____ Entries supplied
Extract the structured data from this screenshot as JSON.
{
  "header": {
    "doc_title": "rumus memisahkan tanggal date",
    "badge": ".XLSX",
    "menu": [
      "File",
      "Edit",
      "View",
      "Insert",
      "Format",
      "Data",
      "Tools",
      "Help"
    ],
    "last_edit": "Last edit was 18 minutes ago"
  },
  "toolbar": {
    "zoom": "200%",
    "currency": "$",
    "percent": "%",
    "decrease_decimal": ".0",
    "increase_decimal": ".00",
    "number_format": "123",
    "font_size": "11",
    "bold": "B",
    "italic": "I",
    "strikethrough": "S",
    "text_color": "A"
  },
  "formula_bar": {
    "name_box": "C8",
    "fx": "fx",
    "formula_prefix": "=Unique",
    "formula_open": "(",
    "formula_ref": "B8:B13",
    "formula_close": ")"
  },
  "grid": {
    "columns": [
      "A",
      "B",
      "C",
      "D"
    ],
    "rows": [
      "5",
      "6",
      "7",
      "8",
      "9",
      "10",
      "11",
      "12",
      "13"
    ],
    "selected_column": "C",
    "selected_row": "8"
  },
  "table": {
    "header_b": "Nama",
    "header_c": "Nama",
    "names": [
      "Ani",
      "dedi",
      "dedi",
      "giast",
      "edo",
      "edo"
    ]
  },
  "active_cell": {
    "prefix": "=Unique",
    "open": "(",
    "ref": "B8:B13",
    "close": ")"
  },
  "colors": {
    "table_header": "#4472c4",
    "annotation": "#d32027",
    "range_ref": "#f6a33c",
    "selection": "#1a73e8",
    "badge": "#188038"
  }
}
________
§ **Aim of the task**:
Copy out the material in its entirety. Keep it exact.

§ **Task result**:
Extract the structured data from this screenshot as JSON.
{
  "header": {
    "doc_title": "rumus memisahkan tanggal date",
    "badge": ".XLSX",
    "menu": [
      "File",
      "Edit",
      "View",
      "Insert",
      "Format",
      "Data",
      "Tools",
      "Help"
    ],
    "last_edit": "Last edit was 18 minutes ago"
  },
  "toolbar": {
    "zoom": "200%",
    "currency": "$",
    "percent": "%",
    "decrease_decimal": ".0",
    "increase_decimal": ".00",
    "number_format": "123",
    "font_size": "11",
    "bold": "B",
    "italic": "I",
    "strikethrough": "S",
    "text_color": "A"
  },
  "formula_bar": {
    "name_box": "C8",
    "fx": "fx",
    "formula_prefix": "=Unique",
    "formula_open": "(",
    "formula_ref": "B8:B13",
    "formula_close": ")"
  },
  "grid": {
    "columns": [
      "A",
      "B",
      "C",
      "D"
    ],
    "rows": [
      "5",
      "6",
      "7",
      "8",
      "9",
      "10",
      "11",
      "12",
      "13"
    ],
    "selected_column": "C",
    "selected_row": "8"
  },
  "table": {
    "header_b": "Nama",
    "header_c": "Nama",
    "names": [
      "Ani",
      "dedi",
      "dedi",
      "giast",
      "edo",
      "edo"
    ]
  },
  "active_cell": {
    "prefix": "=Unique",
    "open": "(",
    "ref": "B8:B13",
    "close": ")"
  },
  "colors": {
    "table_header": "#4472c4",
    "annotation": "#d32027",
    "range_ref": "#f6a33c",
    "selection": "#1a73e8",
    "badge": "#188038"
  }
}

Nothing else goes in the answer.